> **RECORDS FOR PROCESSING**
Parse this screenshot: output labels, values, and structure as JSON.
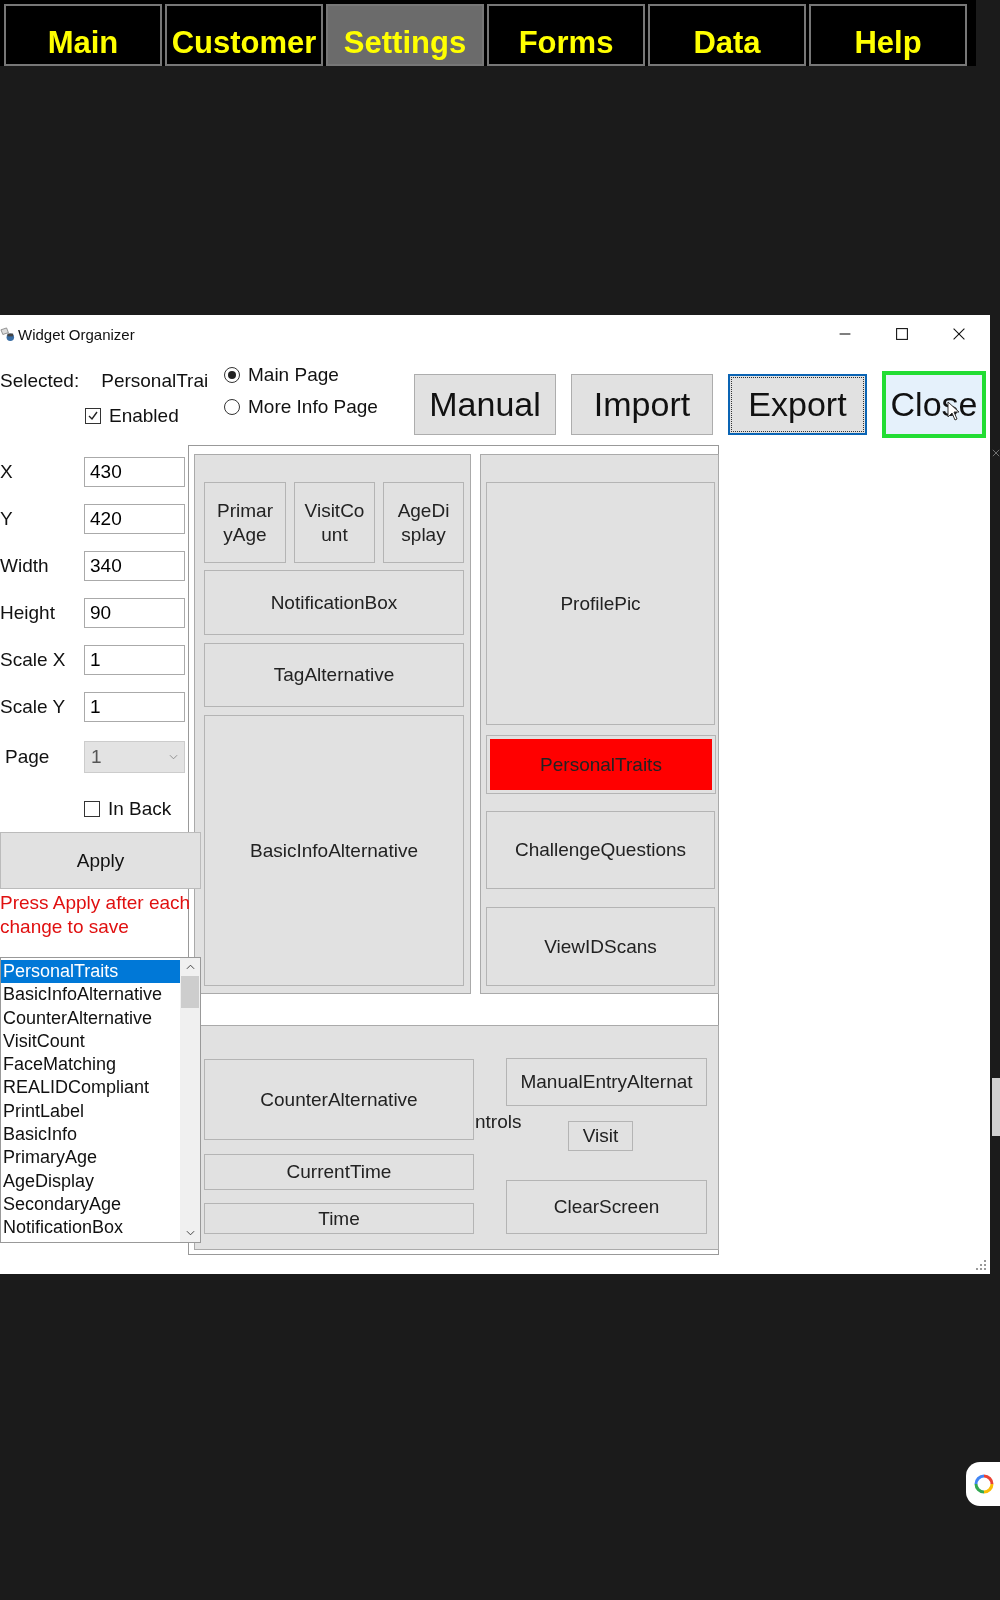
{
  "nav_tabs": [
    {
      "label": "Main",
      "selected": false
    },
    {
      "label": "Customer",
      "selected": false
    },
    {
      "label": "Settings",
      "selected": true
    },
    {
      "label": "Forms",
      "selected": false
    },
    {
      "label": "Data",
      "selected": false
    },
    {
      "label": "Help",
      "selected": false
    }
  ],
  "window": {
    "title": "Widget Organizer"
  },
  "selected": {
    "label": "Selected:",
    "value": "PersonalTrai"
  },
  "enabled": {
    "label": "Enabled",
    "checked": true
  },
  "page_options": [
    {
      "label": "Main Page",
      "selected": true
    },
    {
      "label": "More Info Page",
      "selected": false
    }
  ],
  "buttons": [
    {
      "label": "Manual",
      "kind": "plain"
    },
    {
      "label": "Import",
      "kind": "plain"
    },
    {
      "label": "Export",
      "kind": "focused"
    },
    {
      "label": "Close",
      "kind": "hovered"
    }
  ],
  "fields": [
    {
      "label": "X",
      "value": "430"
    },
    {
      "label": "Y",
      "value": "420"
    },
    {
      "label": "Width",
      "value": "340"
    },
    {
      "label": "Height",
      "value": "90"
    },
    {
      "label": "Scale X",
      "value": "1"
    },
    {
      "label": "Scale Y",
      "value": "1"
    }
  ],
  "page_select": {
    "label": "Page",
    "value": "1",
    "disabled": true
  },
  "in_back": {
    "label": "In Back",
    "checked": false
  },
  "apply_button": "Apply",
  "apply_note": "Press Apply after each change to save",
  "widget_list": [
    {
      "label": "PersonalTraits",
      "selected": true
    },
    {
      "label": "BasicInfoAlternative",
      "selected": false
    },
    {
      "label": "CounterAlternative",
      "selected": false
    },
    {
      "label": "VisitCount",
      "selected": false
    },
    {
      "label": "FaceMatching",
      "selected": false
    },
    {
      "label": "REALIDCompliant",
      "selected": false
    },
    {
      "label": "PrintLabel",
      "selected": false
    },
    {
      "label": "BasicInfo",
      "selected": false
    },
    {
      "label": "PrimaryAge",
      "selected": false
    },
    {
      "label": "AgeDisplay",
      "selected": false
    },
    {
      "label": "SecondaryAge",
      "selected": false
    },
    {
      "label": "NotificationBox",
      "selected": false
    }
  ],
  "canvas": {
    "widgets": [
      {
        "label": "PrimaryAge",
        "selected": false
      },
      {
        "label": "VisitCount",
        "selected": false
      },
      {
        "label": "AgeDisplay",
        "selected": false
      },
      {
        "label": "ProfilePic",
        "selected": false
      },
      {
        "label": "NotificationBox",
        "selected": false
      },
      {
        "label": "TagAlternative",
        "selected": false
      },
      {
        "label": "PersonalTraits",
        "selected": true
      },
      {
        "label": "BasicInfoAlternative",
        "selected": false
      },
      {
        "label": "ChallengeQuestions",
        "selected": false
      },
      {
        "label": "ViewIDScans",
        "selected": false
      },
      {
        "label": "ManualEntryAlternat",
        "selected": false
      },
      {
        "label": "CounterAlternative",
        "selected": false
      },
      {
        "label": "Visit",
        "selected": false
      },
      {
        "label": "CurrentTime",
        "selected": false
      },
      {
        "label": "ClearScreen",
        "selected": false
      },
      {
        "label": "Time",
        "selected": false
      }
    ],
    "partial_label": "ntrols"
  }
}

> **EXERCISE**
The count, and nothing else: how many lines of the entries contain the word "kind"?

> **OUTPUT OF THE EXERCISE**
4